** Data for analysis follows **

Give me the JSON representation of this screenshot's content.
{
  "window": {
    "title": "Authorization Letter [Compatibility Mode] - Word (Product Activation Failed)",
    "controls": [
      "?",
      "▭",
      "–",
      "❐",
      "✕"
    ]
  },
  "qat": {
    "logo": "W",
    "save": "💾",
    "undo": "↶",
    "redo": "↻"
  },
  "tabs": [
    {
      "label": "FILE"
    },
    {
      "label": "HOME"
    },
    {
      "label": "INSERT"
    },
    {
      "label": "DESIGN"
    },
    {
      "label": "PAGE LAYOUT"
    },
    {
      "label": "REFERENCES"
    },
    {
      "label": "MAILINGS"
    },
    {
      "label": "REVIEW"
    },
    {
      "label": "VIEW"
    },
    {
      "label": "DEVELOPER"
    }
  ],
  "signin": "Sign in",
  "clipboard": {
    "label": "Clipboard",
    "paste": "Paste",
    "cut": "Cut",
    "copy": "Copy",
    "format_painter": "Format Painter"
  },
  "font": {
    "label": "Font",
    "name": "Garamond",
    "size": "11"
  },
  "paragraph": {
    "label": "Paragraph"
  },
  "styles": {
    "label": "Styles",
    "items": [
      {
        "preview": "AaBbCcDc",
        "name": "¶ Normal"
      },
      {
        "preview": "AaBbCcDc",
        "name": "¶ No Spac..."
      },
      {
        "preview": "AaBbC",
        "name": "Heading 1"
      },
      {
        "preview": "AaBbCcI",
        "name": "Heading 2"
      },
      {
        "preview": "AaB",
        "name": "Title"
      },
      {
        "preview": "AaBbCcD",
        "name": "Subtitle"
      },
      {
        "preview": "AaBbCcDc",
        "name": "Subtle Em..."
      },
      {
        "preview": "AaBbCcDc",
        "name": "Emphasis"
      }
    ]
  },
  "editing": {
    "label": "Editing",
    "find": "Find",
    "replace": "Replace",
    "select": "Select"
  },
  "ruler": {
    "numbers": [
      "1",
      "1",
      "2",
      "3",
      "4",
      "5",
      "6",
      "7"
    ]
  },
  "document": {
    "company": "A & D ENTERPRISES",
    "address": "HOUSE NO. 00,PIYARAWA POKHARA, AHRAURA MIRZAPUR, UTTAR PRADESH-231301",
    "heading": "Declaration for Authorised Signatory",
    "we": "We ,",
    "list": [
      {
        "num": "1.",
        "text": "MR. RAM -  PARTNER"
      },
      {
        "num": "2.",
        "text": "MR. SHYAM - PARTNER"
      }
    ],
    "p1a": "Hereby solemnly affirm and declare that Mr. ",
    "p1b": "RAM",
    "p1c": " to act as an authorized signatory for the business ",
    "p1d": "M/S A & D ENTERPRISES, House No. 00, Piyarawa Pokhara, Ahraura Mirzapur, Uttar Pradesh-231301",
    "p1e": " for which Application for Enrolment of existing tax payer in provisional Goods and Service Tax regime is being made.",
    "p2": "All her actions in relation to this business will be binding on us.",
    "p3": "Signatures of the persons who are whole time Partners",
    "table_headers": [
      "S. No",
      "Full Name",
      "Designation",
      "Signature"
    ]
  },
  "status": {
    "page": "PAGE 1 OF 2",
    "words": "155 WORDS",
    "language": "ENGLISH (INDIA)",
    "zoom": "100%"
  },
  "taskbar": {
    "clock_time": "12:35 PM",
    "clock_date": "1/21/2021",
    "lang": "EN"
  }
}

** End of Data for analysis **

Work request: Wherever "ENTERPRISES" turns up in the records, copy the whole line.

Reply:
    "company": "A & D ENTERPRISES",
    "p1d": "M/S A & D ENTERPRISES, House No. 00, Piyarawa Pokhara, Ahraura Mirzapur, Uttar Pradesh-231301",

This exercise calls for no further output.